(Component data from apps and pages)
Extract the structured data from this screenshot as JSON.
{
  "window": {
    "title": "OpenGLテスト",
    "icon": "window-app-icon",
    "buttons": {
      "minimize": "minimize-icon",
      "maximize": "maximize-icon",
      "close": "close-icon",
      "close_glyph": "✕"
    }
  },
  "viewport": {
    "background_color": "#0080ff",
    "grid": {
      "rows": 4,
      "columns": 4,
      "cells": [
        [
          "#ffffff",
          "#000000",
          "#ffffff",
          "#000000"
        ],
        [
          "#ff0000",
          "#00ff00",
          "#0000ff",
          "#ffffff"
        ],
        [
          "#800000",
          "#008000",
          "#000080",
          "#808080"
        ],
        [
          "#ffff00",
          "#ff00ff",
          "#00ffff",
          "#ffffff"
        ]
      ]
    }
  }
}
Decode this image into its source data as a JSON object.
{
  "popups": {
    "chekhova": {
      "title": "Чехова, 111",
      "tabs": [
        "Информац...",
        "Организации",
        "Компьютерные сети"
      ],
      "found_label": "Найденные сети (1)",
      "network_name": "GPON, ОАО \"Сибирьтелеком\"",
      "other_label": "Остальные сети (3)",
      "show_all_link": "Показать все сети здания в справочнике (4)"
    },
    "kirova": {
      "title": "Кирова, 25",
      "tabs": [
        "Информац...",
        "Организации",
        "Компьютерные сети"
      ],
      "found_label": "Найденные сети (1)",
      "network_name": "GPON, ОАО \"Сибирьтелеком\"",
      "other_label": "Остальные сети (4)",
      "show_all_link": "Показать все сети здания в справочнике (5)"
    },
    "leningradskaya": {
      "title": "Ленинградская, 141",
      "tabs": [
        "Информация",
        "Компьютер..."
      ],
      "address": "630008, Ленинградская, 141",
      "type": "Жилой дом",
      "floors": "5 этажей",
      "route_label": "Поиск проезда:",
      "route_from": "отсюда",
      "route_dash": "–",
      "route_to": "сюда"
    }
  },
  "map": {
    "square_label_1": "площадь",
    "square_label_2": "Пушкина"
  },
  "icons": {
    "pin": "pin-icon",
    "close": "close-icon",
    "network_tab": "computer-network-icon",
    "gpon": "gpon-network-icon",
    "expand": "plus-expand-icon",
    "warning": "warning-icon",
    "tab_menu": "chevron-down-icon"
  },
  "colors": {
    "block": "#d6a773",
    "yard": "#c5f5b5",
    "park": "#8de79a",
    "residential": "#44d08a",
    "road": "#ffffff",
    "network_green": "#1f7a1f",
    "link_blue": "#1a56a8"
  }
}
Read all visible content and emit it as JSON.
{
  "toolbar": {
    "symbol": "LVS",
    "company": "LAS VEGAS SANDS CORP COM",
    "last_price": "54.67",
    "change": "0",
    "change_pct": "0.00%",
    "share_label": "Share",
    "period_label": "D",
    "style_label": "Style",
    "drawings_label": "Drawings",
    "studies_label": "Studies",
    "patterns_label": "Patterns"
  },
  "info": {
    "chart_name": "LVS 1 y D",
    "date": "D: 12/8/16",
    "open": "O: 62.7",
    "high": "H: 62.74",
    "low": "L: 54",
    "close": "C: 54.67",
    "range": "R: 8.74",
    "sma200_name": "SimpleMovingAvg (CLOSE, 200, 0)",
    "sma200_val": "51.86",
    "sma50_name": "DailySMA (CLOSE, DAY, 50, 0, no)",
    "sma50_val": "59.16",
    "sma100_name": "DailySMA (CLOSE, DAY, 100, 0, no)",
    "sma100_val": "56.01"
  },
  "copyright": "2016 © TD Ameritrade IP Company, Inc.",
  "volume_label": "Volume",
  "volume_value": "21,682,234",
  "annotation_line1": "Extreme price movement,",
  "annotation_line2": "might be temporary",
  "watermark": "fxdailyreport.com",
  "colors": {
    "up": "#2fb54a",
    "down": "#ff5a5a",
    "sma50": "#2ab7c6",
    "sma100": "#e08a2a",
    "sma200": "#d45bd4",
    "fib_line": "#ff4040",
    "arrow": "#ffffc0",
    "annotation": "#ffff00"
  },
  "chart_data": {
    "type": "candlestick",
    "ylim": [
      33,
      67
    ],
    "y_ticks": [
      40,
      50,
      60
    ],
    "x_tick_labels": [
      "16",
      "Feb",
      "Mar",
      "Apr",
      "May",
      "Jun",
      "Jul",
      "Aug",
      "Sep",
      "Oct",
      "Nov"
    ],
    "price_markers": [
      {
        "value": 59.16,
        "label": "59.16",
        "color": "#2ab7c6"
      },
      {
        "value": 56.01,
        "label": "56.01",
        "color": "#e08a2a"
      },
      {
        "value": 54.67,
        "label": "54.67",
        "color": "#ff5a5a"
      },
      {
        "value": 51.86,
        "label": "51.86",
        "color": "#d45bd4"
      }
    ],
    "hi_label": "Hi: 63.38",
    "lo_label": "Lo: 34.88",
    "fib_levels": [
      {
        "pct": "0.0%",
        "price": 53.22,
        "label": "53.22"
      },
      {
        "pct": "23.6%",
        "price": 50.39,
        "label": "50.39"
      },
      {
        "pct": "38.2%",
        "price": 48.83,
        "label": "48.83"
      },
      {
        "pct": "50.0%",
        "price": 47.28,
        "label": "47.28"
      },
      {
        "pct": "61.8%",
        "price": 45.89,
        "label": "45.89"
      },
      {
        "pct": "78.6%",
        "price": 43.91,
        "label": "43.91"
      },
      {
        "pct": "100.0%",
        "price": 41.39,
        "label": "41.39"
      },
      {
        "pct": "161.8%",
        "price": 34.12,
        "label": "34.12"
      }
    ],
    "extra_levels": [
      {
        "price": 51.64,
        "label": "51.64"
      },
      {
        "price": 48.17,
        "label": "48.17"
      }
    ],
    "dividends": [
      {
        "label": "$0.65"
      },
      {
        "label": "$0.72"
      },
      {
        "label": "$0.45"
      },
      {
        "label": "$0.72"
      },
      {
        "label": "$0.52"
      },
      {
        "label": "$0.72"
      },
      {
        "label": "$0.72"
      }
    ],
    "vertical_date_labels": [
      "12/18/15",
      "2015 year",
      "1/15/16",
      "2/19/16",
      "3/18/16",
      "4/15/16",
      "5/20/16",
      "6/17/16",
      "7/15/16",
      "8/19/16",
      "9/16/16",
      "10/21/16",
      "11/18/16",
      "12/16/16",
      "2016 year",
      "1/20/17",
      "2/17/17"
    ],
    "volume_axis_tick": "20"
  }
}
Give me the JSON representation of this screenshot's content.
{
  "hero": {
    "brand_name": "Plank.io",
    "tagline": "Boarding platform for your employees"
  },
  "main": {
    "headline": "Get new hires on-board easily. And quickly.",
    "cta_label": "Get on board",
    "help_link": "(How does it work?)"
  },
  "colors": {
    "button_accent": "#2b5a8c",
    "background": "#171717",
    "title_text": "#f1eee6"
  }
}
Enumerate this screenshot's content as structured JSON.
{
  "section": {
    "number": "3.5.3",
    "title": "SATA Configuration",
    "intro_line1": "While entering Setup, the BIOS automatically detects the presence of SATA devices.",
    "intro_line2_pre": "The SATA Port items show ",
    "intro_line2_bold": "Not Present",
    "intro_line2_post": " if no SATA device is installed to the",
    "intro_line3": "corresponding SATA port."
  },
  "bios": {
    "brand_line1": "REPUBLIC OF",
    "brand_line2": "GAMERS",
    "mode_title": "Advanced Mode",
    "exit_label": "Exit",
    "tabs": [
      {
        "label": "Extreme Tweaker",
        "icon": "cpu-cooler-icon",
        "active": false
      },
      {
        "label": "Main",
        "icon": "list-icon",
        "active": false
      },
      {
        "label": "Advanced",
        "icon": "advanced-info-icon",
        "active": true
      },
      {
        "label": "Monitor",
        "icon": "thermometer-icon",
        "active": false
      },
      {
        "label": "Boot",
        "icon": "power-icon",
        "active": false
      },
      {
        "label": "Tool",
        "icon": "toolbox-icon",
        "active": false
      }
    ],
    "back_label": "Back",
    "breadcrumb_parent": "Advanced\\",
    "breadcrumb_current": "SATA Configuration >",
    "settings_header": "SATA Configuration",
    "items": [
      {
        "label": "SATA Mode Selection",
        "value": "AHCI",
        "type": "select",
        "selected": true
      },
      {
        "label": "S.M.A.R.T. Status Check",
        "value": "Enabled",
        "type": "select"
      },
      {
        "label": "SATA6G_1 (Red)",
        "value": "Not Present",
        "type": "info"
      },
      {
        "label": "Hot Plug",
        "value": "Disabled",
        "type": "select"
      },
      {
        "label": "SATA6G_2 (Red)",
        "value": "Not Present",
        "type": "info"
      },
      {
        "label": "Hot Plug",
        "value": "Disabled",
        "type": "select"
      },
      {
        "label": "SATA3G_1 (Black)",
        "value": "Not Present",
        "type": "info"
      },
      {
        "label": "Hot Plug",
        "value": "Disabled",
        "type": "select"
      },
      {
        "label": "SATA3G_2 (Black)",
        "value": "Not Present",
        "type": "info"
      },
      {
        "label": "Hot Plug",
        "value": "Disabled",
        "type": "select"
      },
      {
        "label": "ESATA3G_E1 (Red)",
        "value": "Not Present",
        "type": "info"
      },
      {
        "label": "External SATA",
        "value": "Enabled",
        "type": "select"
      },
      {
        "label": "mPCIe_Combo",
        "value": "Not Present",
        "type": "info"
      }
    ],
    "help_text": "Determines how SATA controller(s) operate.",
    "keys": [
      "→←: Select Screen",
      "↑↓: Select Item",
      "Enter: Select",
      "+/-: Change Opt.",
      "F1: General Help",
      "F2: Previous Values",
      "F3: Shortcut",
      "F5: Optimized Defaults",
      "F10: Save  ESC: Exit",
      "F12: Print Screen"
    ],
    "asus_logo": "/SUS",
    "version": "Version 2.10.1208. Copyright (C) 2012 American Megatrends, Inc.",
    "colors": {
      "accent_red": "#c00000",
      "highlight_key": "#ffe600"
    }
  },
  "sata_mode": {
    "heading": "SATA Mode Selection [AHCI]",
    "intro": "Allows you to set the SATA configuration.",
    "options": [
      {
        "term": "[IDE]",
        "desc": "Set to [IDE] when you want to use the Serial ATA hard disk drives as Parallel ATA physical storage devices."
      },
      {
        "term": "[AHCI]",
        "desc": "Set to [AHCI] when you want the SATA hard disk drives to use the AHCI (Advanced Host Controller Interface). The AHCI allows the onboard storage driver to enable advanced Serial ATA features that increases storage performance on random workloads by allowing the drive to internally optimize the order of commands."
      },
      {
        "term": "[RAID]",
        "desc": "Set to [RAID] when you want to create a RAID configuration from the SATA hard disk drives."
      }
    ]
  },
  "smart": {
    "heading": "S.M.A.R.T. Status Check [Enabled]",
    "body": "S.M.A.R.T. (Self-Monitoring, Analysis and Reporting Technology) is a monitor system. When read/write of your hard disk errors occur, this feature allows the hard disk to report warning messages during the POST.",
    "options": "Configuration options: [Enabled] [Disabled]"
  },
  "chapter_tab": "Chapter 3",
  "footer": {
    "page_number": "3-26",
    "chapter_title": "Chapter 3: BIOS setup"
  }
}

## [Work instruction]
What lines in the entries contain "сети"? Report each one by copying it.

## [Worked solution]
        "Компьютерные сети"
      "found_label": "Найденные сети (1)",
      "other_label": "Остальные сети (3)",
      "show_all_link": "Показать все сети здания в справочнике (4)"
        "Компьютерные сети"
      "found_label": "Найденные сети (1)",
      "other_label": "Остальные сети (4)",
      "show_all_link": "Показать все сети здания в справочнике (5)"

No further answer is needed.